__Exercise materials__

<<<<

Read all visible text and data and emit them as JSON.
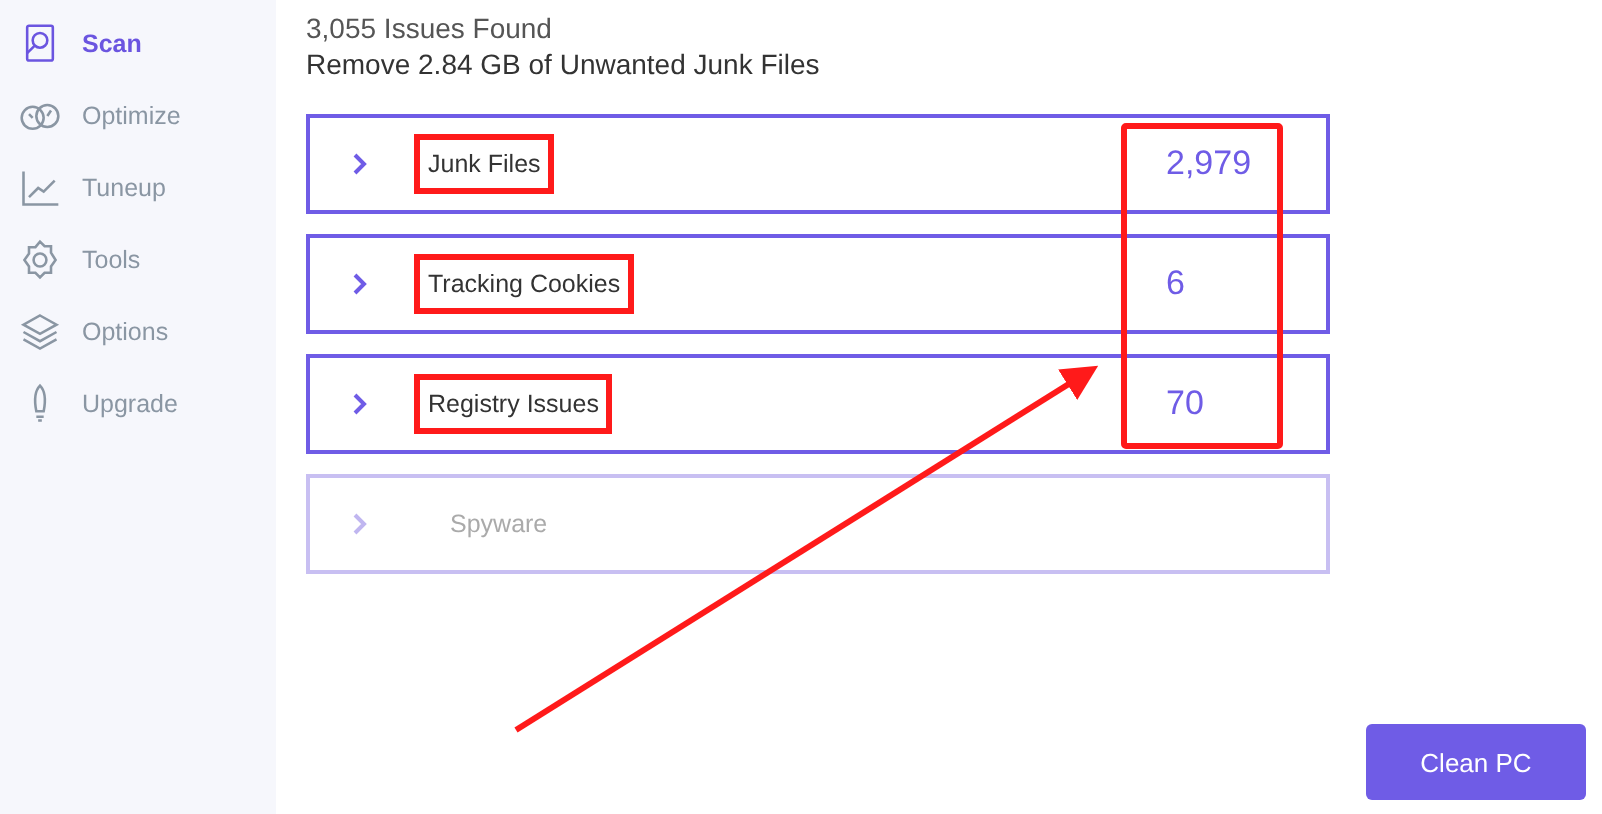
{
  "sidebar": {
    "items": [
      {
        "label": "Scan",
        "selected": true
      },
      {
        "label": "Optimize",
        "selected": false
      },
      {
        "label": "Tuneup",
        "selected": false
      },
      {
        "label": "Tools",
        "selected": false
      },
      {
        "label": "Options",
        "selected": false
      },
      {
        "label": "Upgrade",
        "selected": false
      }
    ]
  },
  "summary": {
    "issues": "3,055 Issues Found",
    "remove": "Remove  2.84 GB  of Unwanted Junk Files"
  },
  "results": [
    {
      "label": "Junk Files",
      "count": "2,979",
      "disabled": false,
      "highlighted": true
    },
    {
      "label": "Tracking Cookies",
      "count": "6",
      "disabled": false,
      "highlighted": true
    },
    {
      "label": "Registry Issues",
      "count": "70",
      "disabled": false,
      "highlighted": true
    },
    {
      "label": "Spyware",
      "disabled": true,
      "highlighted": false
    }
  ],
  "annotations": {
    "counts_box": true,
    "arrow": true
  },
  "clean_button": "Clean PC"
}
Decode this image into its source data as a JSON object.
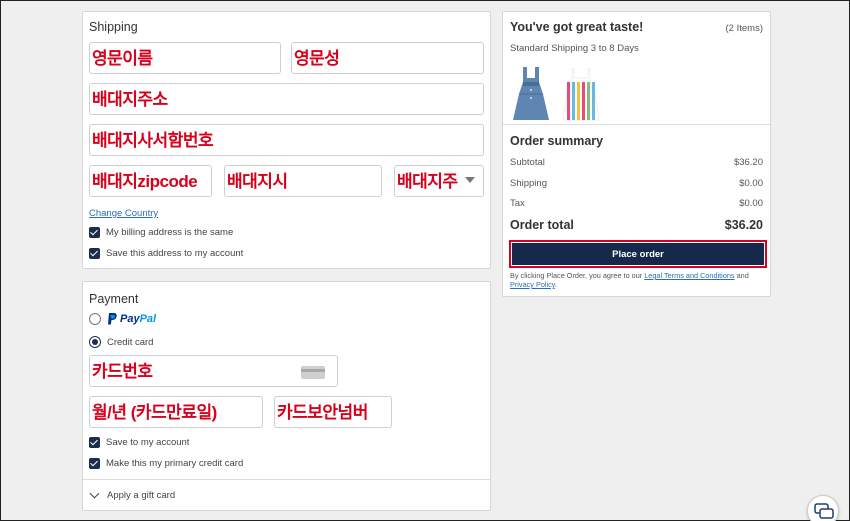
{
  "shipping": {
    "title": "Shipping",
    "first_name_annot": "영문이름",
    "last_name_annot": "영문성",
    "address_annot": "배대지주소",
    "address2_annot": "배대지사서함번호",
    "zip_annot": "배대지zipcode",
    "city_annot": "배대지시",
    "state_annot": "배대지주",
    "change_country": "Change Country",
    "billing_same": "My billing address is the same",
    "save_address": "Save this address to my account"
  },
  "payment": {
    "title": "Payment",
    "paypal_pay": "Pay",
    "paypal_pal": "Pal",
    "credit_card": "Credit card",
    "card_number_annot": "카드번호",
    "expiry_annot": "월/년 (카드만료일)",
    "cvv_annot": "카드보안넘버",
    "save_account": "Save to my account",
    "primary_card": "Make this my primary credit card",
    "gift_card": "Apply a gift card"
  },
  "cart": {
    "title": "You've got great taste!",
    "count": "(2 Items)",
    "shipping_note": "Standard Shipping 3 to 8 Days"
  },
  "summary": {
    "title": "Order summary",
    "subtotal_label": "Subtotal",
    "subtotal_value": "$36.20",
    "shipping_label": "Shipping",
    "shipping_value": "$0.00",
    "tax_label": "Tax",
    "tax_value": "$0.00",
    "total_label": "Order total",
    "total_value": "$36.20",
    "place_order": "Place order",
    "fine_prefix": "By clicking Place Order, you agree to our ",
    "terms_link": "Legal Terms and Conditions",
    "fine_and": " and ",
    "privacy_link": "Privacy Policy",
    "fine_suffix": "."
  },
  "colors": {
    "accent_navy": "#17294a",
    "annotation_red": "#d9001b",
    "link_blue": "#2a6ebb"
  }
}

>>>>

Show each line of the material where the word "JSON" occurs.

__Solution__
Read all visible text and data and emit them as JSON.
Decode this image into its source data as a JSON object.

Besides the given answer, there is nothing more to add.